I can’t count how many times I’ve fallen in love with a bar or restaurant – with its relaxed vibe, delicious food, gorgeous décor – only to discover that it is, in fact, a chain restaurant. Although this realisation was at first depressing – is everywhere a chain? I mean, really, everywhere? – it has completely opened my eyes to their appeal.
Firstly, a chain restaurant is by definition popular – and in the hunt for cute, individualistic places to eat and drink, this widespread popularity is somewhat denigrated, making the average La Tasca obsessive (yes, me) feel a bit embarrassed about my shameless attachment to their mass-produced croquettes.

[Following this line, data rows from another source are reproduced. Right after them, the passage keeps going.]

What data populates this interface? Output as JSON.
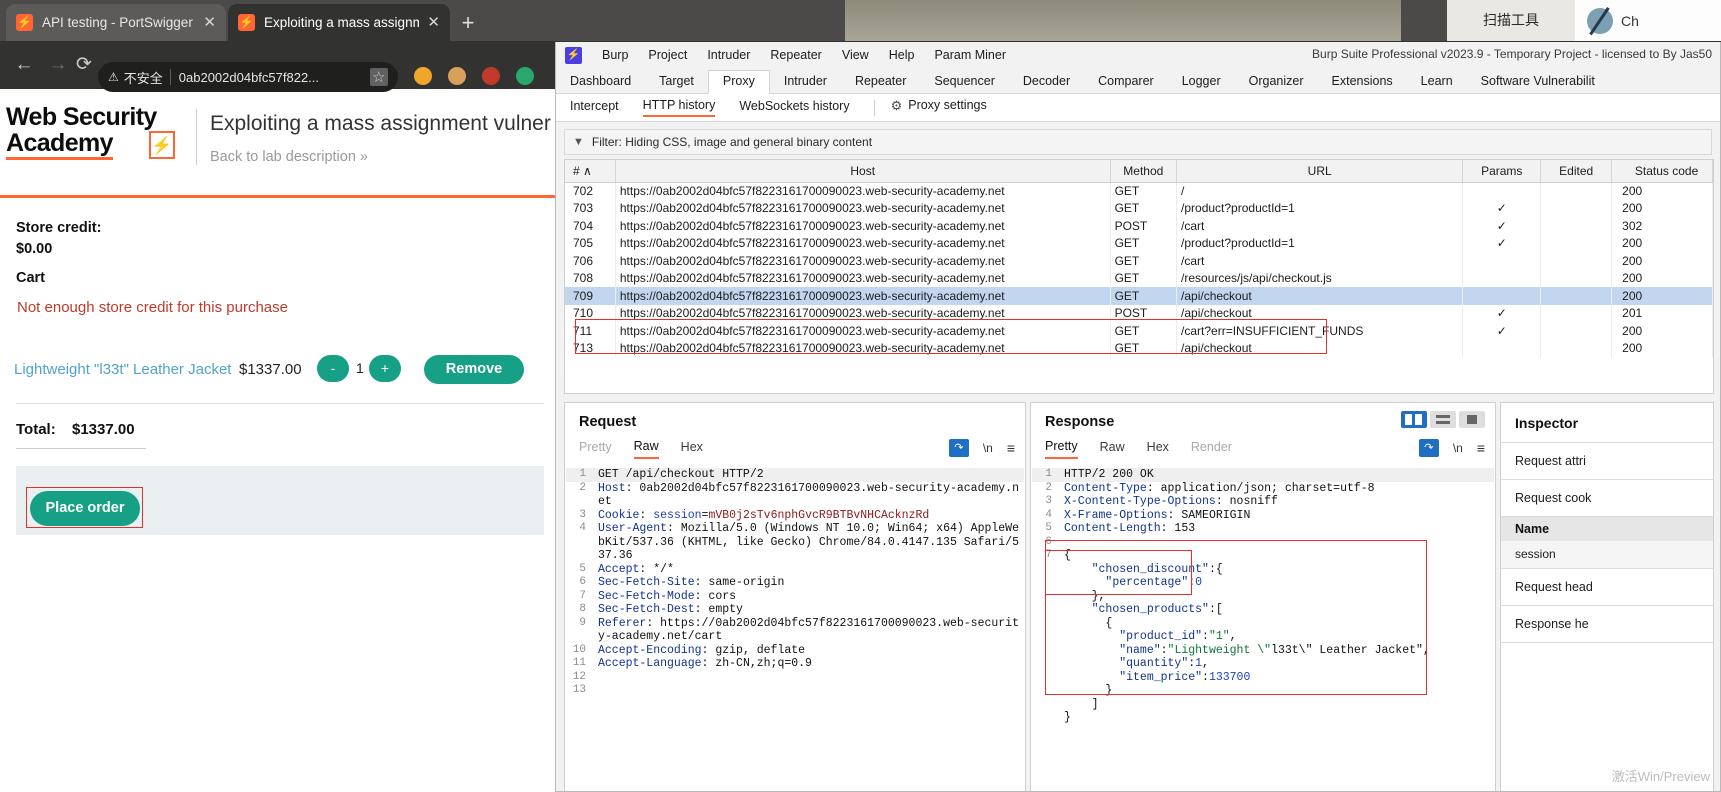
{
  "browser": {
    "tabs": [
      {
        "title": "API testing - PortSwigger",
        "active": false
      },
      {
        "title": "Exploiting a mass assignment v",
        "active": true
      }
    ],
    "new_tab_label": "+",
    "window_buttons": [
      "—",
      "❐",
      "✕"
    ],
    "nav": {
      "back": "←",
      "forward": "→",
      "reload": "⟳"
    },
    "omnibox": {
      "warning_icon": "⚠",
      "security_label": "不安全",
      "url": "0ab2002d04bfc57f822...",
      "translate_icon": "translate-icon",
      "star_icon": "☆"
    },
    "scan_tool_label": "扫描工具",
    "chrome_pill_label": "Ch"
  },
  "lab": {
    "logo_line1": "Web Security",
    "logo_line2": "Academy",
    "logo_bolt": "⚡",
    "title": "Exploiting a mass assignment vulner",
    "back_link": "Back to lab description  »",
    "store_credit_label": "Store credit:",
    "store_credit_value": "$0.00",
    "cart_label": "Cart",
    "cart_warning": "Not enough store credit for this purchase",
    "cart_item": {
      "name": "Lightweight \"l33t\" Leather Jacket",
      "price": "$1337.00",
      "minus": "-",
      "quantity": "1",
      "plus": "+",
      "remove": "Remove"
    },
    "total_label": "Total:",
    "total_value": "$1337.00",
    "place_order": "Place order"
  },
  "burp": {
    "window_title": "Burp Suite Professional v2023.9 - Temporary Project - licensed to By Jas50",
    "menu": [
      "Burp",
      "Project",
      "Intruder",
      "Repeater",
      "View",
      "Help",
      "Param Miner"
    ],
    "tabs": [
      {
        "label": "Dashboard",
        "active": false
      },
      {
        "label": "Target",
        "active": false
      },
      {
        "label": "Proxy",
        "active": true
      },
      {
        "label": "Intruder",
        "active": false
      },
      {
        "label": "Repeater",
        "active": false
      },
      {
        "label": "Sequencer",
        "active": false
      },
      {
        "label": "Decoder",
        "active": false
      },
      {
        "label": "Comparer",
        "active": false
      },
      {
        "label": "Logger",
        "active": false
      },
      {
        "label": "Organizer",
        "active": false
      },
      {
        "label": "Extensions",
        "active": false
      },
      {
        "label": "Learn",
        "active": false
      },
      {
        "label": "Software Vulnerabilit",
        "active": false
      }
    ],
    "subtabs": [
      {
        "label": "Intercept",
        "active": false
      },
      {
        "label": "HTTP history",
        "active": true
      },
      {
        "label": "WebSockets history",
        "active": false
      }
    ],
    "proxy_settings_label": "Proxy settings",
    "filter_text": "Filter: Hiding CSS, image and general binary content",
    "history": {
      "columns": [
        "#",
        "Host",
        "Method",
        "URL",
        "Params",
        "Edited",
        "Status code"
      ],
      "sort_indicator": "∧",
      "rows": [
        {
          "num": "702",
          "host": "https://0ab2002d04bfc57f8223161700090023.web-security-academy.net",
          "method": "GET",
          "url": "/",
          "params": "",
          "edited": "",
          "status": "200",
          "selected": false
        },
        {
          "num": "703",
          "host": "https://0ab2002d04bfc57f8223161700090023.web-security-academy.net",
          "method": "GET",
          "url": "/product?productId=1",
          "params": "✓",
          "edited": "",
          "status": "200",
          "selected": false
        },
        {
          "num": "704",
          "host": "https://0ab2002d04bfc57f8223161700090023.web-security-academy.net",
          "method": "POST",
          "url": "/cart",
          "params": "✓",
          "edited": "",
          "status": "302",
          "selected": false
        },
        {
          "num": "705",
          "host": "https://0ab2002d04bfc57f8223161700090023.web-security-academy.net",
          "method": "GET",
          "url": "/product?productId=1",
          "params": "✓",
          "edited": "",
          "status": "200",
          "selected": false
        },
        {
          "num": "706",
          "host": "https://0ab2002d04bfc57f8223161700090023.web-security-academy.net",
          "method": "GET",
          "url": "/cart",
          "params": "",
          "edited": "",
          "status": "200",
          "selected": false
        },
        {
          "num": "708",
          "host": "https://0ab2002d04bfc57f8223161700090023.web-security-academy.net",
          "method": "GET",
          "url": "/resources/js/api/checkout.js",
          "params": "",
          "edited": "",
          "status": "200",
          "selected": false
        },
        {
          "num": "709",
          "host": "https://0ab2002d04bfc57f8223161700090023.web-security-academy.net",
          "method": "GET",
          "url": "/api/checkout",
          "params": "",
          "edited": "",
          "status": "200",
          "selected": true
        },
        {
          "num": "710",
          "host": "https://0ab2002d04bfc57f8223161700090023.web-security-academy.net",
          "method": "POST",
          "url": "/api/checkout",
          "params": "✓",
          "edited": "",
          "status": "201",
          "selected": false
        },
        {
          "num": "711",
          "host": "https://0ab2002d04bfc57f8223161700090023.web-security-academy.net",
          "method": "GET",
          "url": "/cart?err=INSUFFICIENT_FUNDS",
          "params": "✓",
          "edited": "",
          "status": "200",
          "selected": false
        },
        {
          "num": "713",
          "host": "https://0ab2002d04bfc57f8223161700090023.web-security-academy.net",
          "method": "GET",
          "url": "/api/checkout",
          "params": "",
          "edited": "",
          "status": "200",
          "selected": false
        }
      ]
    },
    "request": {
      "title": "Request",
      "tabs": [
        {
          "label": "Pretty",
          "active": false,
          "disabled": false
        },
        {
          "label": "Raw",
          "active": true,
          "disabled": false
        },
        {
          "label": "Hex",
          "active": false,
          "disabled": false
        }
      ],
      "tools": {
        "wrap": "wrap-icon",
        "newline": "\\n",
        "menu": "≡"
      },
      "lines": [
        {
          "n": "1",
          "text": "GET /api/checkout HTTP/2"
        },
        {
          "n": "2",
          "text": "Host: 0ab2002d04bfc57f8223161700090023.web-security-academy.net"
        },
        {
          "n": "3",
          "text": "Cookie: session=mVB0j2sTv6nphGvcR9BTBvNHCAcknzRd"
        },
        {
          "n": "4",
          "text": "User-Agent: Mozilla/5.0 (Windows NT 10.0; Win64; x64) AppleWebKit/537.36 (KHTML, like Gecko) Chrome/84.0.4147.135 Safari/537.36"
        },
        {
          "n": "5",
          "text": "Accept: */*"
        },
        {
          "n": "6",
          "text": "Sec-Fetch-Site: same-origin"
        },
        {
          "n": "7",
          "text": "Sec-Fetch-Mode: cors"
        },
        {
          "n": "8",
          "text": "Sec-Fetch-Dest: empty"
        },
        {
          "n": "9",
          "text": "Referer: https://0ab2002d04bfc57f8223161700090023.web-security-academy.net/cart"
        },
        {
          "n": "10",
          "text": "Accept-Encoding: gzip, deflate"
        },
        {
          "n": "11",
          "text": "Accept-Language: zh-CN,zh;q=0.9"
        },
        {
          "n": "12",
          "text": ""
        },
        {
          "n": "13",
          "text": ""
        }
      ]
    },
    "response": {
      "title": "Response",
      "tabs": [
        {
          "label": "Pretty",
          "active": true,
          "disabled": false
        },
        {
          "label": "Raw",
          "active": false,
          "disabled": false
        },
        {
          "label": "Hex",
          "active": false,
          "disabled": false
        },
        {
          "label": "Render",
          "active": false,
          "disabled": true
        }
      ],
      "lines": [
        {
          "n": "1",
          "text": "HTTP/2 200 OK"
        },
        {
          "n": "2",
          "text": "Content-Type: application/json; charset=utf-8"
        },
        {
          "n": "3",
          "text": "X-Content-Type-Options: nosniff"
        },
        {
          "n": "4",
          "text": "X-Frame-Options: SAMEORIGIN"
        },
        {
          "n": "5",
          "text": "Content-Length: 153"
        },
        {
          "n": "6",
          "text": ""
        },
        {
          "n": "7",
          "text": "{"
        },
        {
          "n": "",
          "text": "    \"chosen_discount\":{"
        },
        {
          "n": "",
          "text": "      \"percentage\":0"
        },
        {
          "n": "",
          "text": "    },"
        },
        {
          "n": "",
          "text": "    \"chosen_products\":["
        },
        {
          "n": "",
          "text": "      {"
        },
        {
          "n": "",
          "text": "        \"product_id\":\"1\","
        },
        {
          "n": "",
          "text": "        \"name\":\"Lightweight \\\"l33t\\\" Leather Jacket\","
        },
        {
          "n": "",
          "text": "        \"quantity\":1,"
        },
        {
          "n": "",
          "text": "        \"item_price\":133700"
        },
        {
          "n": "",
          "text": "      }"
        },
        {
          "n": "",
          "text": "    ]"
        },
        {
          "n": "",
          "text": "}"
        }
      ]
    },
    "inspector": {
      "title": "Inspector",
      "sections": [
        "Request attri",
        "Request cook",
        "Request head",
        "Response he"
      ],
      "cookie_table": {
        "header": "Name",
        "rows": [
          "session"
        ]
      }
    },
    "layout_buttons": [
      "split-view",
      "stacked-view",
      "single-view"
    ]
  },
  "watermark": "激活Win/Preview"
}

I too love finding distinctive little haunts in unexpected streets or exploring the more ‘hipster’ parts of Glasgow, but that doesn’t mean that craving a Las Iguanas is inherently boring, or that the same popularity that sees customers flock to one-off restaurants in the West End is any less celebrated just because there’s more than one of them. In fact, they’re convenient, tasty and always exactly what you want – you’re lying to yourself if you don’t enjoy a cheeky Nando’s now and then.
And even though the food might not be as authentic as your average independent eatery, who’s to say that it isn’t appetising in its own right? Just because Asian fusion isn’t an authentic representation of each country’s individual food traditions doesn’t mean that it’s not flavoursome or inventive. This might be the fussy spaghetti bolognese lover in me talking, but occasionally simpler really is best.
Sometimes the very ubiquity of these dishes works in chain restaurants’ favour.Although I would always rather explore a city’s own unique food scene, sometimes it’s fun to investigate familiar names in unfamiliar locations: for me, Bella Italia’s polpette Americano is still completely delicious even though it can be found in cities all over Britain. And as trying to decide upon places to eat is notoriously difficult amongst my friends, sometimes the lure of a well-known menu is just too much to resist. So long live the chain restaurants of the world – providing good food to lazy diners everywhere.